  • A virtual attendance at a meeting counts towards a quorum and all resolutions must be voted on by a poll where that has been indicated in the notice of the meeting. The chairperson of the meeting may conduct a vote by a show of hands of every member who is participating in the virtual meeting where the chairperson is of the opinion that he or she can identify the members entitled to vote and verify the content of voting instructions relating to the resolution in question.

Dividend Resolutions: new section 186A

This section allows directors, subject to certain restrictive conditions, to withdraw or amend a previous resolution to approve a dividend, if there has been a change in the financial circumstances of the company in light of COVID-19. Directors may form an opinion based on the actual or perceived consequences of COVID-19 on the affairs of the company.

Notices of general meetings of traded plcs: amended section 1103

This provision modifies the Act to stipulate that notices of general meetings of traded public limited companies (plcs whose shares are admitted to trading on a regulated market in an EU member state) which are to be held by electronic means must set out the means by which the meeting will be held and how the members attending can participate in such a meeting.

Circumstances in which company deemed to be unable to pay its debts: amended section 570

By way of background, a court may wind up a company if it is unable to pay its debts as they fall due. Section 570 of the Act sets out the circumstances where a company is deemed to be unable to pay its debts.

The amendments increase the debt threshold amounts for the commencement of a winding up by the court. The thresholds have increased from an individual debt of ?10,000 or aggregate debts of ?20,000 to an aggregate of ?50,000. This means that, following the amendment, one or more creditors must have aggregate debts in excess of ?50,000 and have made a formal demand before the company is deemed unable to pay its debts for these purposes.

Creditors' meetings: new section 690A

The changes facilitate the virtual holding of creditors' meetings. The provisions as to meetings are broadly reflective of those applicable to general meetings during the interim period.

Extension of Examinership: new section 534(3)A

This provision permits an examiner of companies that go into examinership and are under the protection of the court during the interim period to have more time in which to make their report to the court if exceptional circumstances apply. Previously the examiner had up to 70 days to present a report to the court and this could be extended by the court by 30 days. The new measures provide for the possibility of an additional extension of 50 days to be granted by the court where it is satisfied that exceptional circumstances exist.

Concluding Thoughts

This new law should provide much needed clarity and flexibility to many Irish companies which have been faced with the challenge of technical compliance with the Act against a backdrop of distancing and other practical restrictions. It is expected that the interim period will serve as a trial period for permanent company law amendments in respect of electronic meetings and other governance requirements.

It's worth noting that proposals to suspend reckless trading provisions (similar to measures recently introduced in the UK) and to codify directors' common law duties towards creditors in an insolvency context were not included in this round of legislative changes.

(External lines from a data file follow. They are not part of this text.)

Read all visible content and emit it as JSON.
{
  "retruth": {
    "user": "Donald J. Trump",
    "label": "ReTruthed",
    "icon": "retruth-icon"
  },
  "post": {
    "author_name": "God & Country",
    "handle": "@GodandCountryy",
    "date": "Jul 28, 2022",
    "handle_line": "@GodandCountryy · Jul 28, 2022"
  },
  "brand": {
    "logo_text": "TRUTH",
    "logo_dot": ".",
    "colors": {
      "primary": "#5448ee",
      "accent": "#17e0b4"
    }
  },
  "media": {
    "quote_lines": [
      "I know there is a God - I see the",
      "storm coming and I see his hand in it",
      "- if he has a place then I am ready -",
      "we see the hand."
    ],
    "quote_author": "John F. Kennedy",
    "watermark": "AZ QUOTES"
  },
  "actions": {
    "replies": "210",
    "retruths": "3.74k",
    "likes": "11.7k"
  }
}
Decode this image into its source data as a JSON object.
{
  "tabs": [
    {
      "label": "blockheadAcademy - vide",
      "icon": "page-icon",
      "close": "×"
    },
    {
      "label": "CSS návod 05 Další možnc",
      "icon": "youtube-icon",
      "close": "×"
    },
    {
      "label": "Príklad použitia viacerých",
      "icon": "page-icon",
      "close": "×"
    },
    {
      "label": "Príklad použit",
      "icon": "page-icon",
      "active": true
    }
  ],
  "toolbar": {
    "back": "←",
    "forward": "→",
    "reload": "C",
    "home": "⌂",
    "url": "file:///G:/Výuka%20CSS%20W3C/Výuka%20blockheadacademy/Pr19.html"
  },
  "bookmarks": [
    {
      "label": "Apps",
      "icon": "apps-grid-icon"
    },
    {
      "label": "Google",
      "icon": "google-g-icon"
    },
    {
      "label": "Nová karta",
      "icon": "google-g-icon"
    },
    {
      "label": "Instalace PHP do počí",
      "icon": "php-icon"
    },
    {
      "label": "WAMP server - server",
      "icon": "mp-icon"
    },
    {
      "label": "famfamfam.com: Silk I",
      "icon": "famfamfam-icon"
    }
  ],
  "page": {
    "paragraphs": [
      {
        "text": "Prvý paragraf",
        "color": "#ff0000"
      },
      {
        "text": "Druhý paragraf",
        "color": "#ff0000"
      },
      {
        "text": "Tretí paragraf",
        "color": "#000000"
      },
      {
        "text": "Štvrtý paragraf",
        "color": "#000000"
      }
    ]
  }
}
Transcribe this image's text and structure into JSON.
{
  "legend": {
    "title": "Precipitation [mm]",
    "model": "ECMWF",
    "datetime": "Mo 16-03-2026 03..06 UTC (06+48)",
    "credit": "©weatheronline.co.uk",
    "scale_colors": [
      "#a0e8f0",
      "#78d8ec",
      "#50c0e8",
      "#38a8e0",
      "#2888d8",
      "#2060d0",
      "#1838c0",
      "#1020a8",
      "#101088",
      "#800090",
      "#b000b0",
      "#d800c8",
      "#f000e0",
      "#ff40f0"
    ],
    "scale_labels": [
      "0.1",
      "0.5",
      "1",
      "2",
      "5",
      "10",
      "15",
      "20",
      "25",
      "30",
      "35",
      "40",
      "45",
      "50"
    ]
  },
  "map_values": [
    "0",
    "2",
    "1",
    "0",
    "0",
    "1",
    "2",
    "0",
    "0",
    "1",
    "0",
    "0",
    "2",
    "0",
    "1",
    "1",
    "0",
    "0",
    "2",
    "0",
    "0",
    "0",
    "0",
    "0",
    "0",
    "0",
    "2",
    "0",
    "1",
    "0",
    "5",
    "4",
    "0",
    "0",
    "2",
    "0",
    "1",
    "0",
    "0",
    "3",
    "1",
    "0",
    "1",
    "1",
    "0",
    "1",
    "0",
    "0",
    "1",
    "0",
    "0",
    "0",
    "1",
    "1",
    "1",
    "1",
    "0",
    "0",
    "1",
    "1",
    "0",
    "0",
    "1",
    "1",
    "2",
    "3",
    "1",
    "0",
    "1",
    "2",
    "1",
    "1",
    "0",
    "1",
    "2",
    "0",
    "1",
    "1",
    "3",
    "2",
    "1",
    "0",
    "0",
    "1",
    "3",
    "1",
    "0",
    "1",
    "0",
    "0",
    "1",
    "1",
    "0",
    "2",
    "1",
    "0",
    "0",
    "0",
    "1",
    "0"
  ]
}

The government, however, intends to carry out a review of certain aspects of insolvency law, with the assistance of the CLRG, and we will keep you up to date with these developments.

The content of this article is intended to provide a general guide to the subject matter. Specialist advice should be sought about your specific circumstances.